Records provided:
━━━━━━

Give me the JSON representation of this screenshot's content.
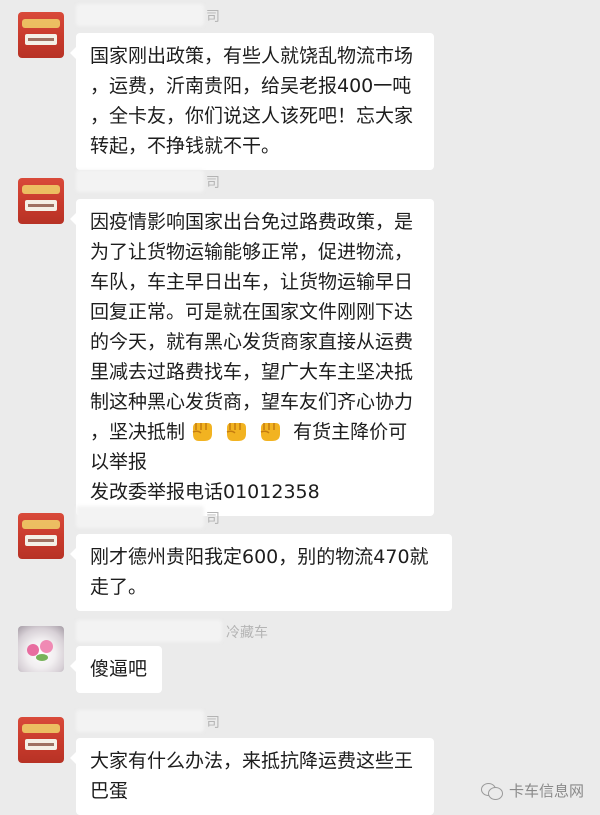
{
  "messages": [
    {
      "name_suffix": "司",
      "avatar": "red-banner-avatar",
      "text": "国家刚出政策，有些人就饶乱物流市场\n，运费，沂南贵阳，给吴老报400一吨\n，全卡友，你们说这人该死吧！忘大家\n转起，不挣钱就不干。"
    },
    {
      "name_suffix": "司",
      "avatar": "red-banner-avatar",
      "text_before": "因疫情影响国家出台免过路费政策，是\n为了让货物运输能够正常，促进物流，\n车队，车主早日出车，让货物运输早日\n回复正常。可是就在国家文件刚刚下达\n的今天，就有黑心发货商家直接从运费\n里减去过路费找车，望广大车主坚决抵\n制这种黑心发货商，望车友们齐心协力\n，坚决抵制",
      "text_after": "有货主降价可\n以举报\n发改委举报电话01012358"
    },
    {
      "name_suffix": "司",
      "avatar": "red-banner-avatar",
      "text": "刚才德州贵阳我定600，别的物流470就\n走了。"
    },
    {
      "name_suffix": "冷藏车",
      "avatar": "cake-avatar",
      "text": "傻逼吧"
    },
    {
      "name_suffix": "司",
      "avatar": "red-banner-avatar",
      "text": "大家有什么办法，来抵抗降运费这些王\n巴蛋"
    }
  ],
  "watermark": {
    "icon": "wechat-icon",
    "text": "卡车信息网"
  }
}
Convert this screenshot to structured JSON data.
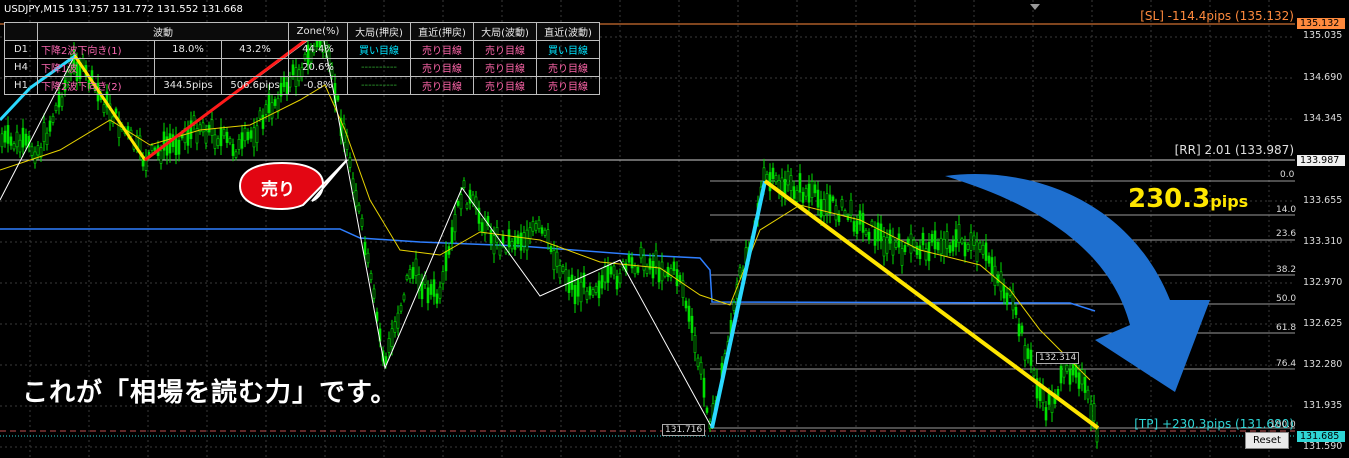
{
  "header": {
    "symbol_info": "USDJPY,M15  131.757 131.772 131.552 131.668"
  },
  "table": {
    "headers": [
      "",
      "波動",
      "",
      "",
      "Zone(%)",
      "大局(押戻)",
      "直近(押戻)",
      "大局(波動)",
      "直近(波動)"
    ],
    "rows": [
      {
        "tf": "D1",
        "wave": "下降2波下向き(1)",
        "v1": "18.0%",
        "v2": "43.2%",
        "zone": "44.4%",
        "a": "買い目線",
        "b": "売り目線",
        "c": "売り目線",
        "d": "買い目線"
      },
      {
        "tf": "H4",
        "wave": "下降1波",
        "v1": "",
        "v2": "",
        "zone": "20.6%",
        "a": "----------",
        "b": "売り目線",
        "c": "売り目線",
        "d": "売り目線"
      },
      {
        "tf": "H1",
        "wave": "下降2波下向き(2)",
        "v1": "344.5pips",
        "v2": "506.6pips",
        "zone": "-0.8%",
        "a": "----------",
        "b": "売り目線",
        "c": "売り目線",
        "d": "売り目線"
      }
    ]
  },
  "labels": {
    "sl": "[SL] -114.4pips (135.132)",
    "rr": "[RR] 2.01  (133.987)",
    "tp": "[TP] +230.3pips  (131.680)",
    "pips_big": "230.3",
    "pips_unit": "pips",
    "sell_bubble": "売り",
    "caption": "これが「相場を読む力」です。",
    "low_box": "131.716",
    "mid_box": "132.314",
    "reset": "Reset"
  },
  "price_axis": [
    "135.035",
    "134.690",
    "134.345",
    "133.655",
    "133.310",
    "132.970",
    "132.625",
    "132.280",
    "131.935",
    "131.590"
  ],
  "price_tags": {
    "sl": "135.132",
    "rr": "133.987",
    "tp": "131.685",
    "tp_hidden": "131.76?"
  },
  "fib_levels": [
    "0.0",
    "14.0",
    "23.6",
    "38.2",
    "50.0",
    "61.8",
    "76.4",
    "100.0"
  ],
  "colors": {
    "candle": "#00e000",
    "blue_ma": "#2f7fff",
    "yellow_ma": "#e6d200",
    "zigzag": "#ffffff",
    "arrow": "#1e6fcf",
    "sl": "#ff8a3d",
    "tp": "#2fd6d6"
  }
}
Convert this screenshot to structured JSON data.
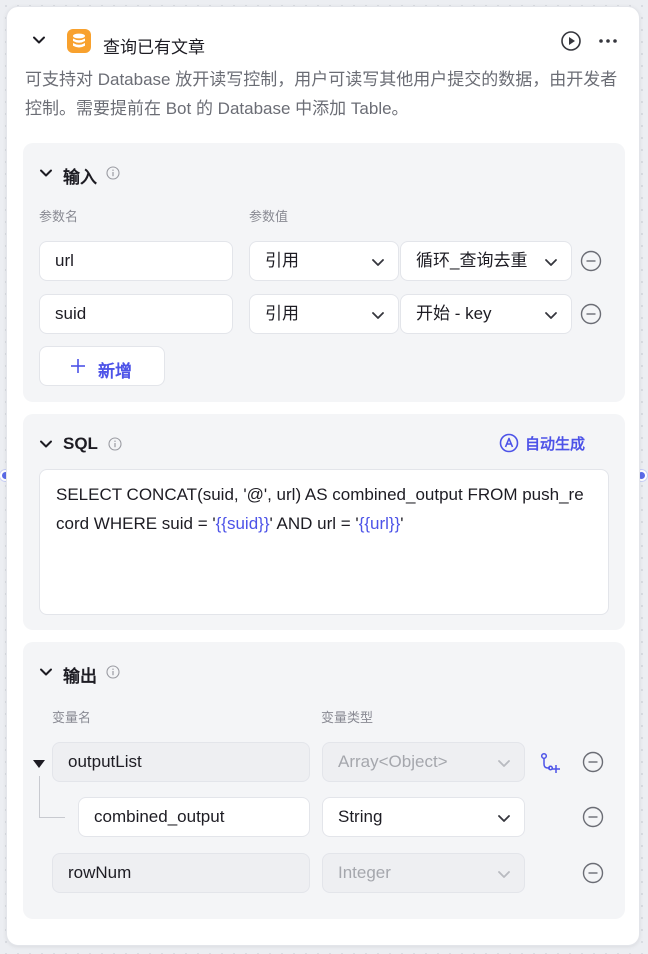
{
  "node": {
    "title": "查询已有文章",
    "description": "可支持对 Database 放开读写控制，用户可读写其他用户提交的数据，由开发者控制。需要提前在 Bot 的 Database 中添加 Table。"
  },
  "input": {
    "title": "输入",
    "col_name": "参数名",
    "col_value": "参数值",
    "rows": [
      {
        "name": "url",
        "type": "引用",
        "value": "循环_查询去重"
      },
      {
        "name": "suid",
        "type": "引用",
        "value": "开始 - key"
      }
    ],
    "add_label": "新增"
  },
  "sql": {
    "title": "SQL",
    "auto_label": "自动生成",
    "part1": "SELECT CONCAT(suid, '@', url) AS combined_output FROM push_record WHERE suid = '",
    "var1": "{{suid}}",
    "part2": "' AND url = '",
    "var2": "{{url}}",
    "part3": "'"
  },
  "output": {
    "title": "输出",
    "col_name": "变量名",
    "col_type": "变量类型",
    "rows": [
      {
        "name": "outputList",
        "type": "Array<Object>"
      },
      {
        "name": "combined_output",
        "type": "String"
      },
      {
        "name": "rowNum",
        "type": "Integer"
      }
    ]
  },
  "colors": {
    "accent": "#4d53e8",
    "db_icon": "#f8a12e",
    "port": "#5b6be8"
  },
  "icons": {
    "header_collapse": "chevron-down-icon",
    "db": "database-icon",
    "run": "play-circle-icon",
    "more": "more-icon",
    "info": "info-icon",
    "remove": "minus-circle-icon",
    "add": "plus-icon",
    "auto": "ai-icon",
    "add_child": "add-child-icon"
  }
}
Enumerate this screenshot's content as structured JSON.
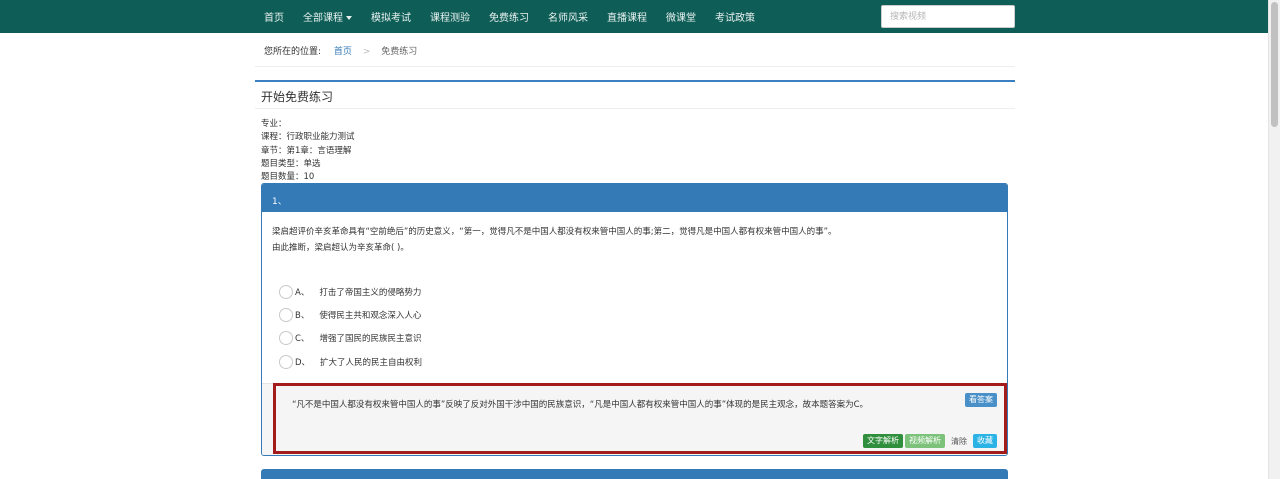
{
  "nav": {
    "items": [
      "首页",
      "全部课程",
      "模拟考试",
      "课程测验",
      "免费练习",
      "名师风采",
      "直播课程",
      "微课堂",
      "考试政策"
    ],
    "dropdown_index": 1,
    "search_placeholder": "搜索视频"
  },
  "breadcrumb": {
    "label": "您所在的位置:",
    "home": "首页",
    "separator": ">",
    "current": "免费练习"
  },
  "panel": {
    "title": "开始免费练习"
  },
  "meta": {
    "major": "专业：",
    "course": "课程：行政职业能力测试",
    "chapter": "章节：第1章：言语理解",
    "type": "题目类型：单选",
    "count": "题目数量：10"
  },
  "question": {
    "number": "1、",
    "text_line1": "梁启超评价辛亥革命具有“空前绝后”的历史意义，“第一，觉得凡不是中国人都没有权来管中国人的事;第二，觉得凡是中国人都有权来管中国人的事”。",
    "text_line2": "由此推断，梁启超认为辛亥革命( )。",
    "options": [
      {
        "letter": "A、",
        "text": "打击了帝国主义的侵略势力"
      },
      {
        "letter": "B、",
        "text": "使得民主共和观念深入人心"
      },
      {
        "letter": "C、",
        "text": "增强了国民的民族民主意识"
      },
      {
        "letter": "D、",
        "text": "扩大了人民的民主自由权利"
      }
    ],
    "answer": "“凡不是中国人都没有权来管中国人的事”反映了反对外国干涉中国的民族意识，“凡是中国人都有权来管中国人的事”体现的是民主观念，故本题答案为C。"
  },
  "buttons": {
    "see_answer": "看答案",
    "text_analysis": "文字解析",
    "video_analysis": "视频解析",
    "clear": "清除",
    "favorite": "收藏"
  },
  "colors": {
    "nav_bg": "#0e5d56",
    "primary": "#337ab7",
    "highlight_border": "#a31b1b"
  }
}
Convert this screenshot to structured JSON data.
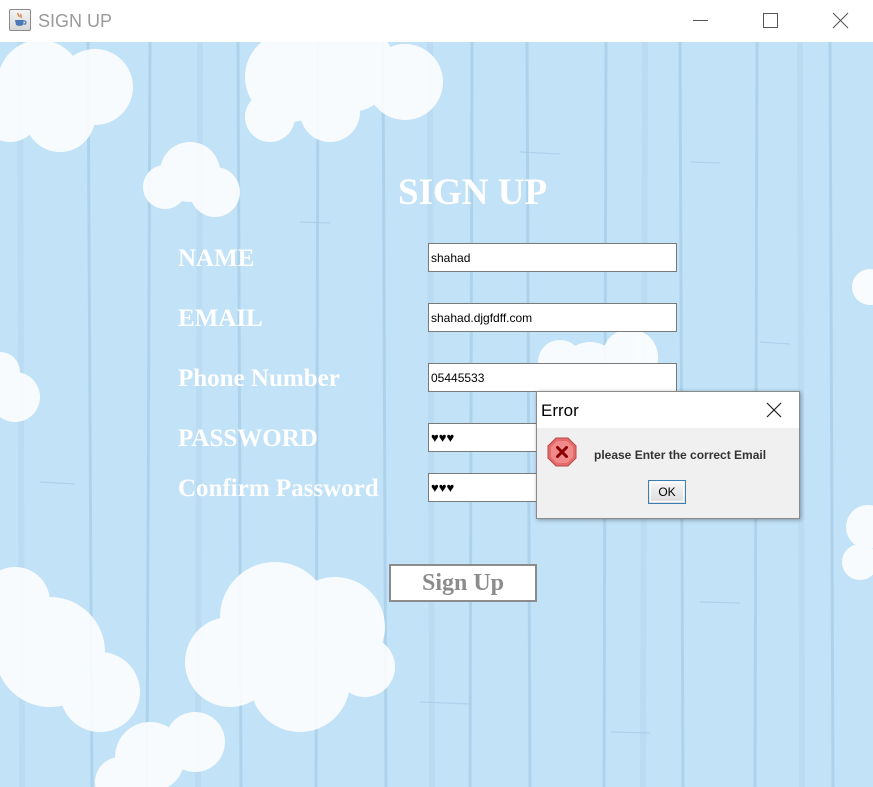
{
  "window": {
    "title": "SIGN UP",
    "app_icon": "java-coffee-cup-icon",
    "controls": [
      "minimize-icon",
      "maximize-icon",
      "close-icon"
    ]
  },
  "form": {
    "title": "SIGN UP",
    "fields": [
      {
        "label": "NAME",
        "value": "shahad"
      },
      {
        "label": "EMAIL",
        "value": "shahad.djgfdff.com"
      },
      {
        "label": "Phone Number",
        "value": "05445533"
      },
      {
        "label": "PASSWORD",
        "value": "♥♥♥"
      },
      {
        "label": "Confirm Password",
        "value": "♥♥♥"
      }
    ],
    "submit_label": "Sign Up"
  },
  "error_dialog": {
    "title": "Error",
    "icon": "error-x-icon",
    "message": "please Enter the correct Email",
    "ok_label": "OK"
  },
  "colors": {
    "background": "#bfe0f6",
    "label_text": "#ffffff",
    "button_text": "#8c8c8c",
    "error_icon": "#e04545"
  }
}
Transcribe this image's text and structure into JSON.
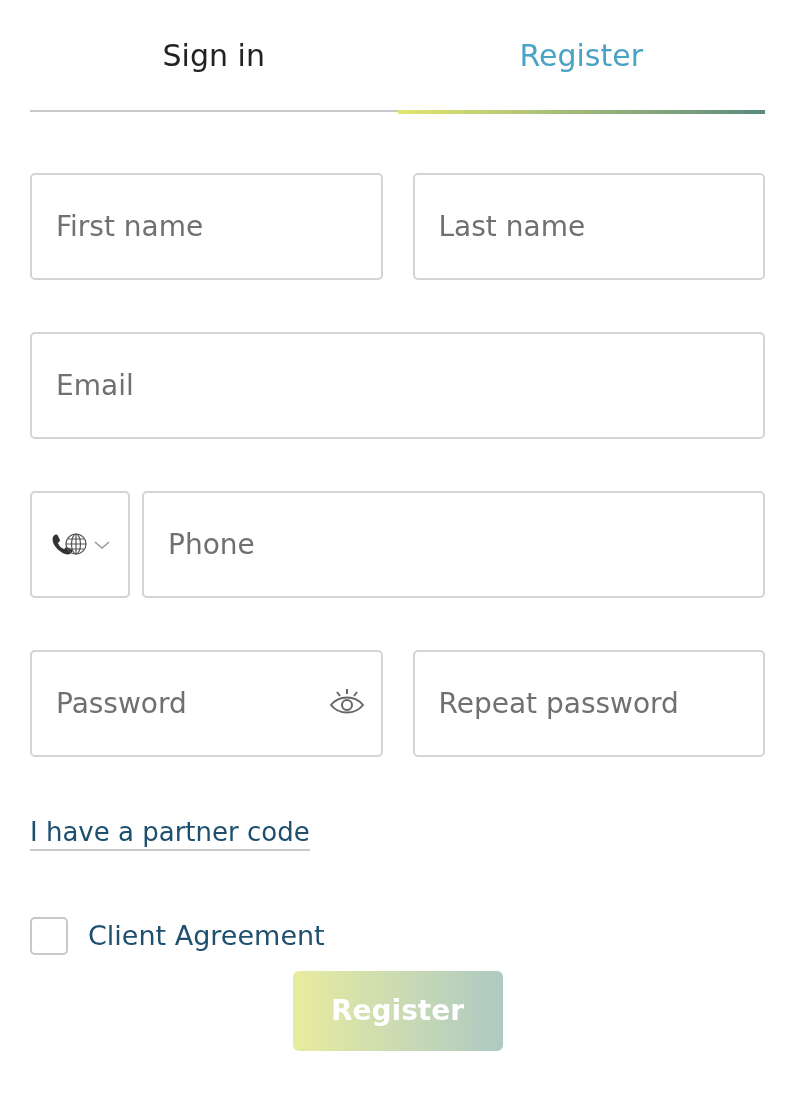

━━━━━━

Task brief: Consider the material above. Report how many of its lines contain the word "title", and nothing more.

Output for this task: 8